25 May How your food choices could damage your teeth.
We are what we eat. I’m sure you’ve heard this, and read it often enough. Well, it’s true. Our food choices can lead to health and wellbeing – or diabetes, heart disease, gum disease and more.
EVERYTHING IN MODERATION
I bet you’ve heard or read that a dozen times at least. We’re not saying ‘don’t drink the can of soft drink’ but, rather, ‘Don’t drink five cans of soft drink a day.’
Have your cake but in moderation – and brush your teeth afterwards.
Why? Sugary foods and baked starches cause acid to form. This acid attacks tooth enamel and eventually you got a hole (or cavity). That means a filling.
It takes at least two years from a white spot on your tooth to an actual hole forming. That’s a very good reason to see your dentist regularly, don’t you think? If you’re aware, you can stop the hole forming.
WHAT TYPE OF DRINKS CAN BE HIGH IN SUGAR?
- Juice, soft drink, cordial, sports drinks and energy drinks all contain sugar
- A can of popular soft drink can contain up to 15 teaspoons of sugar and is highly acidic.
- Soy and rice milk may also be high in sugars
WHAT TYPE OF FOODS CAN BE HIGH IN SUGAR?
Lollies, biscuits, cakes, chocolates, ice cream, cereals, spreads, cough lollies and sugared chewing are all relatively high in sugar. Most of these should be ‘treats’ rather than everyday fare.

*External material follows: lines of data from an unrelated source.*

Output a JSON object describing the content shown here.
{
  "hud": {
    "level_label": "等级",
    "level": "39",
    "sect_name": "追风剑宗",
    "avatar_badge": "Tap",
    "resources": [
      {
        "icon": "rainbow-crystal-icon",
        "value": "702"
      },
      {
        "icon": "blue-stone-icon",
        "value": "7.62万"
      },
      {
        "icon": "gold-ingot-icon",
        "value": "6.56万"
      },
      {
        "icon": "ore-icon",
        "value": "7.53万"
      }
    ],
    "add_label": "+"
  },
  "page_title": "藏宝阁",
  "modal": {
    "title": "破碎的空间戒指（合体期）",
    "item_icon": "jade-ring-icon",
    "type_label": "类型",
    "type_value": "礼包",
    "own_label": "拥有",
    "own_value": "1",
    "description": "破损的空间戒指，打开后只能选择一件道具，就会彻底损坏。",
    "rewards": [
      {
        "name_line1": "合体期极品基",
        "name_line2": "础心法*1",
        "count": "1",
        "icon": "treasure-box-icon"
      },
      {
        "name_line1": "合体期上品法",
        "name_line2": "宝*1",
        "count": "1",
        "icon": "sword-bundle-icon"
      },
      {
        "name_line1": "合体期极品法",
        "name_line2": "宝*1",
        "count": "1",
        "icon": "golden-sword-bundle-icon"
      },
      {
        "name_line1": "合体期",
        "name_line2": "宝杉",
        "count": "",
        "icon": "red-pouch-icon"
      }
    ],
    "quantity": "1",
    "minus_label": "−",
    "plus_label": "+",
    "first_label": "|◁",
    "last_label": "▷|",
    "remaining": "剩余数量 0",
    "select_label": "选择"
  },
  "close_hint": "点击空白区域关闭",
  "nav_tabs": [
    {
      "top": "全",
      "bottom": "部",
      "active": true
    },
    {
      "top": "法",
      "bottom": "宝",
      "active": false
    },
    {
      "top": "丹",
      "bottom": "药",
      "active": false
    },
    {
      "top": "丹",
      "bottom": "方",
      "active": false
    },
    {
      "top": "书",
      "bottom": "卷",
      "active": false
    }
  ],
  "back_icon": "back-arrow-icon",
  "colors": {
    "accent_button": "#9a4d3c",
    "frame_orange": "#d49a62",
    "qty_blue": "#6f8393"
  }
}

HOW OFTEN SHOULD MY CHILD SNACK?
Eating or drinking anything containing carbohydrates more than five times a day in total (including meals) puts your child at risk of dental decay.
Definitely no eating or drinking other than water after dinner.
We recommend that children should drink tap water rather than flavoured drinks. Not only do they miss out on sugar and acid, but also, they’re ingesting the fluoride to set them up for life.
If your child is snacking on foods low in nutrition, the development is delayed. Also, think about the size of a child’s stomach – and the size of a glass of juice. If you allow your child to drink a large glass of juice not long before meals, he or she probably won’t feel hungry – full up with sugar and acid.
HOW CAN I HELP MY CHILD?
- Only give sweet drinks at meal times.
- Use coloured cups or spiralled straws for water to add fun.
- Take a bottle of water when you leave the house rather than buying sugary drinks while out.
- Replace sugary foods with healthier choices for in-between meals, including fruit, yogurt, cheese and vegetable sticks.
- Ask family and friends not to give sweets as treats.
- Prevent “grazing” by providing meals and planned snacks at set times during the day.
- Have your child sit at the table for meals and snacks with minimal distractions, and make meal time enjoyable.
- Use reward charts and praise to provide motivation and reinforce good behaviour.
Please refer to the leaflet “Reading Food and Drink Labels”. This is a great guide to measuring sugar content in products.